Please return each line of the listing below exactly as written.

Supplied data
*** Begin section ***
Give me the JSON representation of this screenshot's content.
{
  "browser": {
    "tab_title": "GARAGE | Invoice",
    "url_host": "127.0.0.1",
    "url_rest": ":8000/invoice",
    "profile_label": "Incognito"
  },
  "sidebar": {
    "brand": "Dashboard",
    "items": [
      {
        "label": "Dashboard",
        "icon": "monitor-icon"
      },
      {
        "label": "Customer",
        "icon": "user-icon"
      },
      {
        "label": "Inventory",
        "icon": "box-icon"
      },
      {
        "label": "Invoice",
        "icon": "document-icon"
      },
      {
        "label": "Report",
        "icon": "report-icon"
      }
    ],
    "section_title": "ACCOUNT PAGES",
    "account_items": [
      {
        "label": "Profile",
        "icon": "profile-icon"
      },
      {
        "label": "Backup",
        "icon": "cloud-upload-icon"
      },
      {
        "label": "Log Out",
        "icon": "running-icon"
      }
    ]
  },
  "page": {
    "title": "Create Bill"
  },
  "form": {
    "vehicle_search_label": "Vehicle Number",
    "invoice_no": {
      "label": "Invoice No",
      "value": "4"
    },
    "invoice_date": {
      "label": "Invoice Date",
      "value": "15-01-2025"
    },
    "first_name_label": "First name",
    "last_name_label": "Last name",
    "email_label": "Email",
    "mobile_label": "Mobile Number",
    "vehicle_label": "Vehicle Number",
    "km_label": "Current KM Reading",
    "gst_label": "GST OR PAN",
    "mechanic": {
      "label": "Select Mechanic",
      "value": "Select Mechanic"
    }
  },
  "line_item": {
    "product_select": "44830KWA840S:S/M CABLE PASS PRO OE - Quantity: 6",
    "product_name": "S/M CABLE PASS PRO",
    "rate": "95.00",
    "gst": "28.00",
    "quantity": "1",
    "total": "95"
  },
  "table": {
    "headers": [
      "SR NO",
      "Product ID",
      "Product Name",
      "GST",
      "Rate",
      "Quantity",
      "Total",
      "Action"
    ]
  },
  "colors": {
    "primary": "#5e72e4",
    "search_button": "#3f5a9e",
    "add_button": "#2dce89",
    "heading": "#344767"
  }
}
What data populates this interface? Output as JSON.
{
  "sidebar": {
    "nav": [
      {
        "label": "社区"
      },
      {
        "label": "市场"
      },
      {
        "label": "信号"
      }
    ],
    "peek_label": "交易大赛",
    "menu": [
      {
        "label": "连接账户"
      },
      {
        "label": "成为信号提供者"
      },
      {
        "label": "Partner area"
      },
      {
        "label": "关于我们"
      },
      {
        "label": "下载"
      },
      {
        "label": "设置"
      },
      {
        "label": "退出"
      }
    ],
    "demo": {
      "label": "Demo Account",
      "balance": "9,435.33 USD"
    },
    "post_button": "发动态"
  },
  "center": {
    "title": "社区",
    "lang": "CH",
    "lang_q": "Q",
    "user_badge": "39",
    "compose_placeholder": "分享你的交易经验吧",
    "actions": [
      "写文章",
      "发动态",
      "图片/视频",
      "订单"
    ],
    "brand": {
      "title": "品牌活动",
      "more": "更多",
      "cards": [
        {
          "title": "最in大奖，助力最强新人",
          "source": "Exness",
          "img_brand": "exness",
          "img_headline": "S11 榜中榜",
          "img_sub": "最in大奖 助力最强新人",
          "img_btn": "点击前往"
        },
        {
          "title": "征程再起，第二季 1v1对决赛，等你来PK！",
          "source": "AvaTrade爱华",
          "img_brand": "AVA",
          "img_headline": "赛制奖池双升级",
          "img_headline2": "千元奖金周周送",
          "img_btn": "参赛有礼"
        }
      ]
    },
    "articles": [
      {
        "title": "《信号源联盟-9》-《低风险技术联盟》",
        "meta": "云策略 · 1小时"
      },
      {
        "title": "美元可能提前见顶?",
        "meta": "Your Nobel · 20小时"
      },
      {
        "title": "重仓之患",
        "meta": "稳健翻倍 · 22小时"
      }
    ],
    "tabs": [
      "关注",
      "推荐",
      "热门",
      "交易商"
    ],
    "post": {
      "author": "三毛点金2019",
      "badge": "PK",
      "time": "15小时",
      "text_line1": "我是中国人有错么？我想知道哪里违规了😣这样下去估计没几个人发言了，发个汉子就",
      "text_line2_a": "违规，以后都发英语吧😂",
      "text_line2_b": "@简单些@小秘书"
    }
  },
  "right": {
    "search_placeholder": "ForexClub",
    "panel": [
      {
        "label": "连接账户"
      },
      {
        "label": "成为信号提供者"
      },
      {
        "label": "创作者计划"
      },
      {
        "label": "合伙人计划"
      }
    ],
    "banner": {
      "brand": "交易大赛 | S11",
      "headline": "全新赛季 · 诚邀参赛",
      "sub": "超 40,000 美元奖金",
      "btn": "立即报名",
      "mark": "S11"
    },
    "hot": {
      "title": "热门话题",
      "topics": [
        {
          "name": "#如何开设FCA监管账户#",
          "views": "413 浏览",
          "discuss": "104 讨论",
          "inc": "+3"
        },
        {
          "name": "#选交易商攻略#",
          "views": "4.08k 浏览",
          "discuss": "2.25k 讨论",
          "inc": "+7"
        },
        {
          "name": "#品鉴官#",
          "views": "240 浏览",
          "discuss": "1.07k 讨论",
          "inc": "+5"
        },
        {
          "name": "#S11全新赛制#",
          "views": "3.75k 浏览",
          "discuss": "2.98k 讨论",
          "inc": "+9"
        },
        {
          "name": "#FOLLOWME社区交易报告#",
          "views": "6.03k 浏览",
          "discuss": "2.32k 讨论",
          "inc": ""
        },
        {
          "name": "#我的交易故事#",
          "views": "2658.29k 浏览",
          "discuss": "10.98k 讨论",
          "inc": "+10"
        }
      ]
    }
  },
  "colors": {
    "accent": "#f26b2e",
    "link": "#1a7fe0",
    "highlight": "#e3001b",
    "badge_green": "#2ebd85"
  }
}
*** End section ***
Result below
Give me the JSON representation of this screenshot's content.
{
  "browser": {
    "tab_title": "GARAGE | Invoice",
    "url_host": "127.0.0.1",
    "url_rest": ":8000/invoice",
    "profile_label": "Incognito"
  },
  "sidebar": {
    "brand": "Dashboard",
    "items": [
      {
        "label": "Dashboard",
        "icon": "monitor-icon"
      },
      {
        "label": "Customer",
        "icon": "user-icon"
      },
      {
        "label": "Inventory",
        "icon": "box-icon"
      },
      {
        "label": "Invoice",
        "icon": "document-icon"
      },
      {
        "label": "Report",
        "icon": "report-icon"
      }
    ],
    "section_title": "ACCOUNT PAGES",
    "account_items": [
      {
        "label": "Profile",
        "icon": "profile-icon"
      },
      {
        "label": "Backup",
        "icon": "cloud-upload-icon"
      },
      {
        "label": "Log Out",
        "icon": "running-icon"
      }
    ]
  },
  "page": {
    "title": "Create Bill"
  },
  "form": {
    "vehicle_search_label": "Vehicle Number",
    "invoice_no": {
      "label": "Invoice No",
      "value": "4"
    },
    "invoice_date": {
      "label": "Invoice Date",
      "value": "15-01-2025"
    },
    "first_name_label": "First name",
    "last_name_label": "Last name",
    "email_label": "Email",
    "mobile_label": "Mobile Number",
    "vehicle_label": "Vehicle Number",
    "km_label": "Current KM Reading",
    "gst_label": "GST OR PAN",
    "mechanic": {
      "label": "Select Mechanic",
      "value": "Select Mechanic"
    }
  },
  "line_item": {
    "product_select": "44830KWA840S:S/M CABLE PASS PRO OE - Quantity: 6",
    "product_name": "S/M CABLE PASS PRO",
    "rate": "95.00",
    "gst": "28.00",
    "quantity": "1",
    "total": "95"
  },
  "table": {
    "headers": [
      "SR NO",
      "Product ID",
      "Product Name",
      "GST",
      "Rate",
      "Quantity",
      "Total",
      "Action"
    ]
  },
  "colors": {
    "primary": "#5e72e4",
    "search_button": "#3f5a9e",
    "add_button": "#2dce89",
    "heading": "#344767"
  }
}
What data populates this interface? Output as JSON.
{
  "sidebar": {
    "nav": [
      {
        "label": "社区"
      },
      {
        "label": "市场"
      },
      {
        "label": "信号"
      }
    ],
    "peek_label": "交易大赛",
    "menu": [
      {
        "label": "连接账户"
      },
      {
        "label": "成为信号提供者"
      },
      {
        "label": "Partner area"
      },
      {
        "label": "关于我们"
      },
      {
        "label": "下载"
      },
      {
        "label": "设置"
      },
      {
        "label": "退出"
      }
    ],
    "demo": {
      "label": "Demo Account",
      "balance": "9,435.33 USD"
    },
    "post_button": "发动态"
  },
  "center": {
    "title": "社区",
    "lang": "CH",
    "lang_q": "Q",
    "user_badge": "39",
    "compose_placeholder": "分享你的交易经验吧",
    "actions": [
      "写文章",
      "发动态",
      "图片/视频",
      "订单"
    ],
    "brand": {
      "title": "品牌活动",
      "more": "更多",
      "cards": [
        {
          "title": "最in大奖，助力最强新人",
          "source": "Exness",
          "img_brand": "exness",
          "img_headline": "S11 榜中榜",
          "img_sub": "最in大奖 助力最强新人",
          "img_btn": "点击前往"
        },
        {
          "title": "征程再起，第二季 1v1对决赛，等你来PK！",
          "source": "AvaTrade爱华",
          "img_brand": "AVA",
          "img_headline": "赛制奖池双升级",
          "img_headline2": "千元奖金周周送",
          "img_btn": "参赛有礼"
        }
      ]
    },
    "articles": [
      {
        "title": "《信号源联盟-9》-《低风险技术联盟》",
        "meta": "云策略 · 1小时"
      },
      {
        "title": "美元可能提前见顶?",
        "meta": "Your Nobel · 20小时"
      },
      {
        "title": "重仓之患",
        "meta": "稳健翻倍 · 22小时"
      }
    ],
    "tabs": [
      "关注",
      "推荐",
      "热门",
      "交易商"
    ],
    "post": {
      "author": "三毛点金2019",
      "badge": "PK",
      "time": "15小时",
      "text_line1": "我是中国人有错么？我想知道哪里违规了😣这样下去估计没几个人发言了，发个汉子就",
      "text_line2_a": "违规，以后都发英语吧😂",
      "text_line2_b": "@简单些@小秘书"
    }
  },
  "right": {
    "search_placeholder": "ForexClub",
    "panel": [
      {
        "label": "连接账户"
      },
      {
        "label": "成为信号提供者"
      },
      {
        "label": "创作者计划"
      },
      {
        "label": "合伙人计划"
      }
    ],
    "banner": {
      "brand": "交易大赛 | S11",
      "headline": "全新赛季 · 诚邀参赛",
      "sub": "超 40,000 美元奖金",
      "btn": "立即报名",
      "mark": "S11"
    },
    "hot": {
      "title": "热门话题",
      "topics": [
        {
          "name": "#如何开设FCA监管账户#",
          "views": "413 浏览",
          "discuss": "104 讨论",
          "inc": "+3"
        },
        {
          "name": "#选交易商攻略#",
          "views": "4.08k 浏览",
          "discuss": "2.25k 讨论",
          "inc": "+7"
        },
        {
          "name": "#品鉴官#",
          "views": "240 浏览",
          "discuss": "1.07k 讨论",
          "inc": "+5"
        },
        {
          "name": "#S11全新赛制#",
          "views": "3.75k 浏览",
          "discuss": "2.98k 讨论",
          "inc": "+9"
        },
        {
          "name": "#FOLLOWME社区交易报告#",
          "views": "6.03k 浏览",
          "discuss": "2.32k 讨论",
          "inc": ""
        },
        {
          "name": "#我的交易故事#",
          "views": "2658.29k 浏览",
          "discuss": "10.98k 讨论",
          "inc": "+10"
        }
      ]
    }
  },
  "colors": {
    "accent": "#f26b2e",
    "link": "#1a7fe0",
    "highlight": "#e3001b",
    "badge_green": "#2ebd85"
  }
}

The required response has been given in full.